> [Exercise instructions] Determine how many lines in the material hold the string "icon", then reply with that number only.

--- Records for the task Enclosed Below ---

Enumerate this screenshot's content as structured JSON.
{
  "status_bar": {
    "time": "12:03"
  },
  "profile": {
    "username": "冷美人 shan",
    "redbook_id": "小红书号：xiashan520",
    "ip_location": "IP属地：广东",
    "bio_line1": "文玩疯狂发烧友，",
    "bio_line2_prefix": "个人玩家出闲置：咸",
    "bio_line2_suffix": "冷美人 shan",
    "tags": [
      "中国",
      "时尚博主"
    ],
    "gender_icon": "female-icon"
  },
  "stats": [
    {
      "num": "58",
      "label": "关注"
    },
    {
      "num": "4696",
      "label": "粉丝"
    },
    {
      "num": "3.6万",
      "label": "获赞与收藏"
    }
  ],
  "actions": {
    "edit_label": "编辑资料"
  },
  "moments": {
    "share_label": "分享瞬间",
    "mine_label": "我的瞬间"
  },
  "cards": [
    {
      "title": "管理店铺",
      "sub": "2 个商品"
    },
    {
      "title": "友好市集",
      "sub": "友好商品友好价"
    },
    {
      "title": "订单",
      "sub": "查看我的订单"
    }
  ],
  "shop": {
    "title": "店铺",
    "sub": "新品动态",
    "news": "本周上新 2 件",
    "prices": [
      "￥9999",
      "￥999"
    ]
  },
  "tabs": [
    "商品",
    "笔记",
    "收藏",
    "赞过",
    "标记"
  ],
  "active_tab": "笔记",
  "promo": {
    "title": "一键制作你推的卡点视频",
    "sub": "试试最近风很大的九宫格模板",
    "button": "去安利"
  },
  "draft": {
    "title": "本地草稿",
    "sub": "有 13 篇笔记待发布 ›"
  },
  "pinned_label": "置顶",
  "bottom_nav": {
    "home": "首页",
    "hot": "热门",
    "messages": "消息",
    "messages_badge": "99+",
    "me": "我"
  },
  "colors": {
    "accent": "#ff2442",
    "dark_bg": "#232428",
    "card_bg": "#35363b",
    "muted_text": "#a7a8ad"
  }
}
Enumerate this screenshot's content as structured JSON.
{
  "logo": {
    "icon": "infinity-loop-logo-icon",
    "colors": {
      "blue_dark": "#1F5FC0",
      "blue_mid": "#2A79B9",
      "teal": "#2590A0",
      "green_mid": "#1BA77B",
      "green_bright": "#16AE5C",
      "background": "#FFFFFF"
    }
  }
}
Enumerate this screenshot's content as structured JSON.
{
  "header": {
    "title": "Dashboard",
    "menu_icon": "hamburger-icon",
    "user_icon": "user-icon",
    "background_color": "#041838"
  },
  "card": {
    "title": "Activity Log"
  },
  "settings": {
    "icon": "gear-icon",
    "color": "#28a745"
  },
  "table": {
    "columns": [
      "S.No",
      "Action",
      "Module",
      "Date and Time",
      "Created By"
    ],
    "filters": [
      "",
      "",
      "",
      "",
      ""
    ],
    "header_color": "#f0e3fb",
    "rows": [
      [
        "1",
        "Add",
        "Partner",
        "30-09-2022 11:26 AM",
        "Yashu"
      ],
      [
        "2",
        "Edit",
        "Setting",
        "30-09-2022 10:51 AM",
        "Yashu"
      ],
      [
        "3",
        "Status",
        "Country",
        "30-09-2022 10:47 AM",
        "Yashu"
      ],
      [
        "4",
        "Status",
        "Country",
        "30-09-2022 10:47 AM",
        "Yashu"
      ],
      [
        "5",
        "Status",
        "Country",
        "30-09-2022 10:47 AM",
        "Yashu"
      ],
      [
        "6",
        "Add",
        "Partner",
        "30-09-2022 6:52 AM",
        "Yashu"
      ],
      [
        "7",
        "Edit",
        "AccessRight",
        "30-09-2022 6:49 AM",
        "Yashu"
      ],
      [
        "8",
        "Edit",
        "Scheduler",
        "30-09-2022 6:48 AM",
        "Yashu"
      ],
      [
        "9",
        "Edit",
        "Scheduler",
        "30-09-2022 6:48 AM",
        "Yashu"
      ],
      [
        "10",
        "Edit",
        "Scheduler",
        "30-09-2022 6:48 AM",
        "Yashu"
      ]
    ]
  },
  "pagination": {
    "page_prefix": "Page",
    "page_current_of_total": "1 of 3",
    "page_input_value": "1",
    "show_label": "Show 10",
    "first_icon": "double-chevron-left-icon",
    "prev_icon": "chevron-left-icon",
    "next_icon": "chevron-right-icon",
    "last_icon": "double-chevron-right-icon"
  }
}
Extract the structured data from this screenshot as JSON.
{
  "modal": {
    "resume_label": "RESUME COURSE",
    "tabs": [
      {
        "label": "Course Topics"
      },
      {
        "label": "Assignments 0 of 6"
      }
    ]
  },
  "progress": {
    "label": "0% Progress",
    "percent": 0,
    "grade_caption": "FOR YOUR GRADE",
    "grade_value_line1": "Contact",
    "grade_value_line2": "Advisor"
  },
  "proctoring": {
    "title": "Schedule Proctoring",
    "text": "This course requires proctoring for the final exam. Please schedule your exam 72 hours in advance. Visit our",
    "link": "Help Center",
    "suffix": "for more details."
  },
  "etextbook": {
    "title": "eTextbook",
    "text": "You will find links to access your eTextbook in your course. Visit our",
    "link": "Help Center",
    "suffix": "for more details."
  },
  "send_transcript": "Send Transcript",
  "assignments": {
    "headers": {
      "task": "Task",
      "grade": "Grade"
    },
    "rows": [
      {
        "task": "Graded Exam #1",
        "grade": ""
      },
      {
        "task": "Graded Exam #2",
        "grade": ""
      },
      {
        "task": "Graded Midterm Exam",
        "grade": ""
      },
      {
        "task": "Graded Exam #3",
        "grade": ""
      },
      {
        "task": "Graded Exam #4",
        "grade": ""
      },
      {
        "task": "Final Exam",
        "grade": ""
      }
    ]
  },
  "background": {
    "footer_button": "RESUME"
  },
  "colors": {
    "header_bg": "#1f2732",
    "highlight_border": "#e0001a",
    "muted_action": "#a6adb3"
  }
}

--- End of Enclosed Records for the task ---

> [Solution] 9